*WHAT TO WORK ON:*
The lines below that include "lumières" are to be found and copied.

[Component data from apps and pages]
::::::::

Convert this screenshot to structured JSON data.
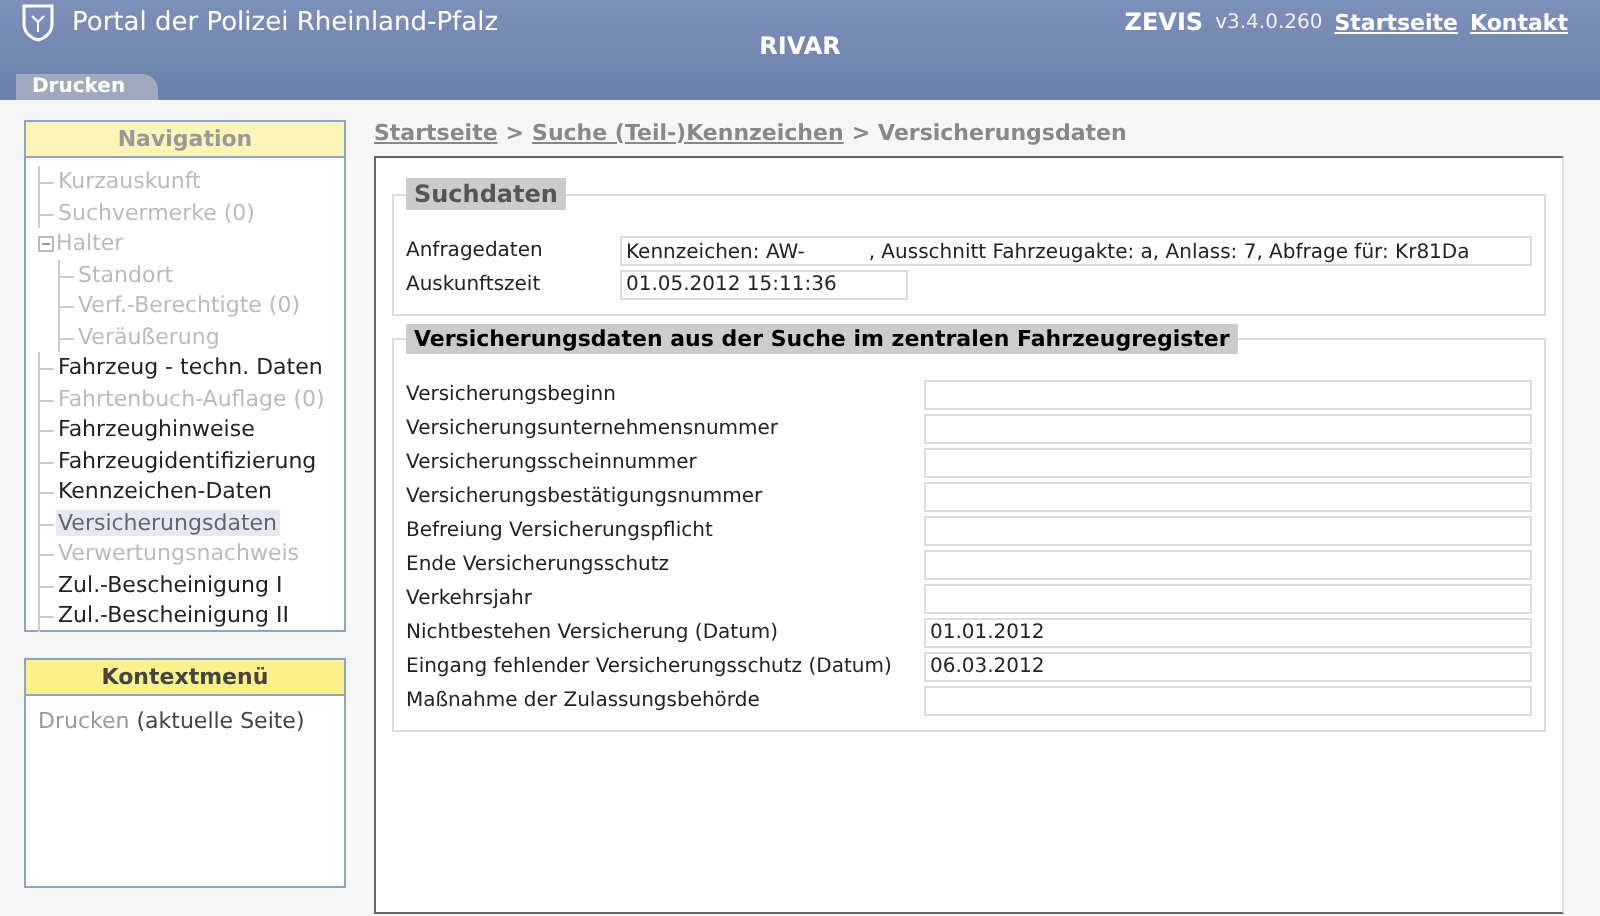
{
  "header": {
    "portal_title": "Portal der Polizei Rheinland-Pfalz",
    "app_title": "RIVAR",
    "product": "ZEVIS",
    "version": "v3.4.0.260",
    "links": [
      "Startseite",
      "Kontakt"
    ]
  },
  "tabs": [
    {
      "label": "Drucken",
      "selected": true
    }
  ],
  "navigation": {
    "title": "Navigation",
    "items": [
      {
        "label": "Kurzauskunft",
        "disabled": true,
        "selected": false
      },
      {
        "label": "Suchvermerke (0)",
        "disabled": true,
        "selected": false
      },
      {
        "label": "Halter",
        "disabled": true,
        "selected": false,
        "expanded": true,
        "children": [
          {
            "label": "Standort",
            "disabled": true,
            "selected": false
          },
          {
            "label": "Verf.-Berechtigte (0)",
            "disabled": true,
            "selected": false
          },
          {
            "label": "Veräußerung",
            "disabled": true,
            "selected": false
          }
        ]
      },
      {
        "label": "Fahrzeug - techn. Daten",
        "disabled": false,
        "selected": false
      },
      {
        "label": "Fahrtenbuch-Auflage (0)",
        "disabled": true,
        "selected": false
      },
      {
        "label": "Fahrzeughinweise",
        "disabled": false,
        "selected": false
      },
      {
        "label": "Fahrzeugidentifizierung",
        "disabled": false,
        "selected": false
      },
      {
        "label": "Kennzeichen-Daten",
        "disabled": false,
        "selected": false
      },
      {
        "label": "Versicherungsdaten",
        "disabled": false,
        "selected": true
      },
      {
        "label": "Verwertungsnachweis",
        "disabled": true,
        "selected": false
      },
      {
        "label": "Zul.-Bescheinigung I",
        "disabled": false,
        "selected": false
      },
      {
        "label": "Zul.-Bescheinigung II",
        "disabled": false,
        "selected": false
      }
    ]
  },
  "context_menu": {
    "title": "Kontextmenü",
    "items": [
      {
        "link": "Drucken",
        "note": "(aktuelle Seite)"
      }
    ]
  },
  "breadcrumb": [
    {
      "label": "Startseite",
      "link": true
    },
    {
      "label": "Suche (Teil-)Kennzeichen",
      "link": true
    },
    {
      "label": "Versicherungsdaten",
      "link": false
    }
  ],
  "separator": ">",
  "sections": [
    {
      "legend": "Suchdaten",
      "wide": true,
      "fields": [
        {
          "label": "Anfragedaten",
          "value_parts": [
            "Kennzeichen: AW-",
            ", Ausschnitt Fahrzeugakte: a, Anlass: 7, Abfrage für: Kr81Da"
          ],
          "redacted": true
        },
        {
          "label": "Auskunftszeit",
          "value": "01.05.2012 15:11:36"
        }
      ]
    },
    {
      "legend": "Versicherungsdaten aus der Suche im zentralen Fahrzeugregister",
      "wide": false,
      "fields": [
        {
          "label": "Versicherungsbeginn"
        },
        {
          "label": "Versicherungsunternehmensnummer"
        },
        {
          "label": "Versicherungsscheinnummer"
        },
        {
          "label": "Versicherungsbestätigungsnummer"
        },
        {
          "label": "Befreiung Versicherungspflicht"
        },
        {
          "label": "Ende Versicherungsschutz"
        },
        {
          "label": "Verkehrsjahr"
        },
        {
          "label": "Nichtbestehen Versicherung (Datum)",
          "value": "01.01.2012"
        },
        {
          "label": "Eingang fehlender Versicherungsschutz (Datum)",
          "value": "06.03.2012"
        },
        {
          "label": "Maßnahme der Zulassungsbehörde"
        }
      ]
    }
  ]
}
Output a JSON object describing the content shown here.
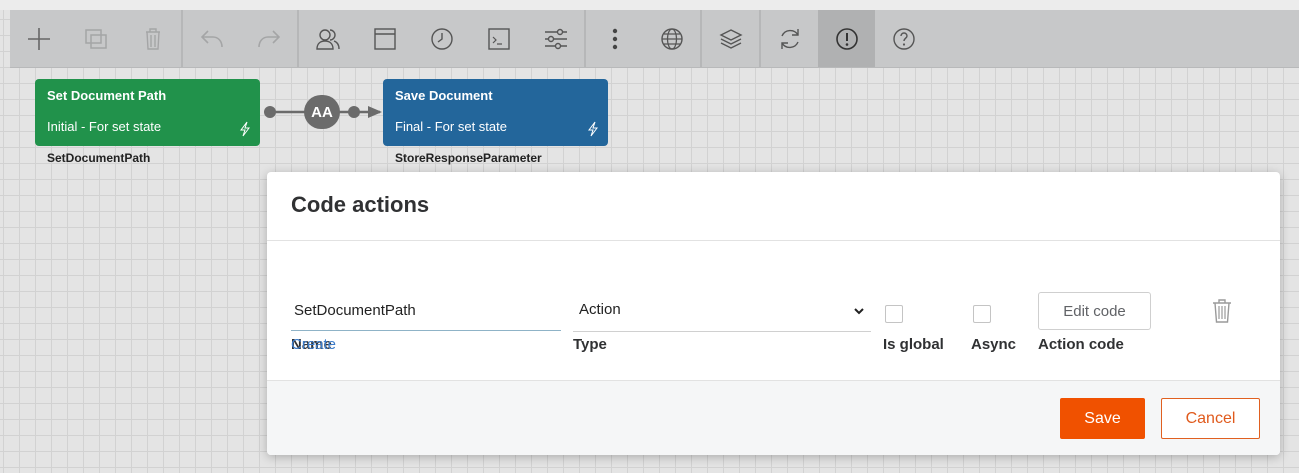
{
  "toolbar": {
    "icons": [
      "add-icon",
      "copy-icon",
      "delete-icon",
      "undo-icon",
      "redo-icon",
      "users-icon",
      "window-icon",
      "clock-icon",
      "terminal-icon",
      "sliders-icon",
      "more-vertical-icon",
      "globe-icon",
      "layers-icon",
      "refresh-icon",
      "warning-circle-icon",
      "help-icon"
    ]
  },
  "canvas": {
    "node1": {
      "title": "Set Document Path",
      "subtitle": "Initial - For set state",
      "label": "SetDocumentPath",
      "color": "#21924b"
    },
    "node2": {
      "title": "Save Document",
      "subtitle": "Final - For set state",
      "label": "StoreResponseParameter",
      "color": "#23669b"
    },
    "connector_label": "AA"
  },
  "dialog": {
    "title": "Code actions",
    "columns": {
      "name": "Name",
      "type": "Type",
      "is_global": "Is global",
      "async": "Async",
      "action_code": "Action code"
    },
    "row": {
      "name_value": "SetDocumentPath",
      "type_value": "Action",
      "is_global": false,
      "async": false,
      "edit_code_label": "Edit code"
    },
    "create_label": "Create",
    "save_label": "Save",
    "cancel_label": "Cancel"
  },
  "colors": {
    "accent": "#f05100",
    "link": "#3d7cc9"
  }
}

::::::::

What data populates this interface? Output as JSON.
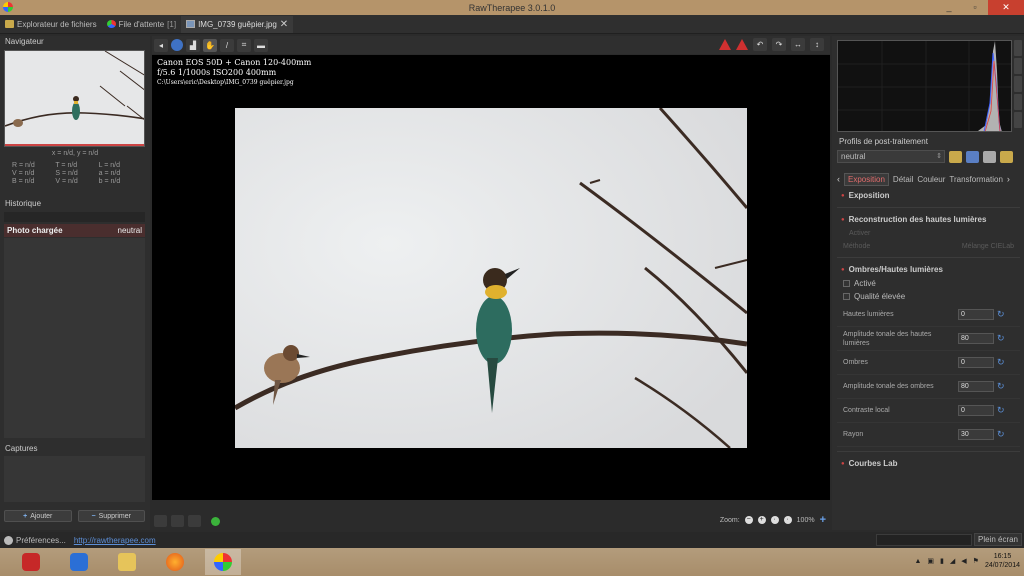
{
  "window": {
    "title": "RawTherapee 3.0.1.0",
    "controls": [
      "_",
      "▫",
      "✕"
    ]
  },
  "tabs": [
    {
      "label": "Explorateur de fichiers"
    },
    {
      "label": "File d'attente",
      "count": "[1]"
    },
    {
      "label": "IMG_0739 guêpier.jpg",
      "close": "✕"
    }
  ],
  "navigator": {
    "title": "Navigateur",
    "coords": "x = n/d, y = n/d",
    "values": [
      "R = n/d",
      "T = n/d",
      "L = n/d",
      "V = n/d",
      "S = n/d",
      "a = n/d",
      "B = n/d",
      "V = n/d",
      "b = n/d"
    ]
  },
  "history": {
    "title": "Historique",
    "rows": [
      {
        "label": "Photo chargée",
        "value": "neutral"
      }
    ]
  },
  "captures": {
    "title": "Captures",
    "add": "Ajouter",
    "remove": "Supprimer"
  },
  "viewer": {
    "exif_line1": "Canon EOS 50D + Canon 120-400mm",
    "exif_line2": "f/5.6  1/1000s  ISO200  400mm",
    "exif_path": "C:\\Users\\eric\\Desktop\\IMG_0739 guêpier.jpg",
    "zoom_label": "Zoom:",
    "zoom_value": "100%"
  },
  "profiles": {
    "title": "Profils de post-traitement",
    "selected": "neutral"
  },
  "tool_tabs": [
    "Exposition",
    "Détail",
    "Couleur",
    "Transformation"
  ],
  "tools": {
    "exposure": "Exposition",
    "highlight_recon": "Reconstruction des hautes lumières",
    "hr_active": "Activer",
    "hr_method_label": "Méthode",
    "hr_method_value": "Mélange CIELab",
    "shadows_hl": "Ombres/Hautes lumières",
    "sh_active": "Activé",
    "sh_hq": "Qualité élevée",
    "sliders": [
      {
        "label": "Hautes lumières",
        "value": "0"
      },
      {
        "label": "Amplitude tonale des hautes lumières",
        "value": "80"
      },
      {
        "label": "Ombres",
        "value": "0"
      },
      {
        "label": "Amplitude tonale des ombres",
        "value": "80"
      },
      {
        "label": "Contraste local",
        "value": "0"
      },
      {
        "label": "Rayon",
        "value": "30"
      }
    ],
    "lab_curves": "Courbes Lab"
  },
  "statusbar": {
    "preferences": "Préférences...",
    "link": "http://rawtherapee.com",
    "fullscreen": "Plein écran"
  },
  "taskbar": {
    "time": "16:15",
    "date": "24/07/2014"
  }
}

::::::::

*REPLY TO THE EXERCISE:*
    "highlight_recon": "Reconstruction des hautes lumières",
    "shadows_hl": "Ombres/Hautes lumières",
        "label": "Hautes lumières",
        "label": "Amplitude tonale des hautes lumières",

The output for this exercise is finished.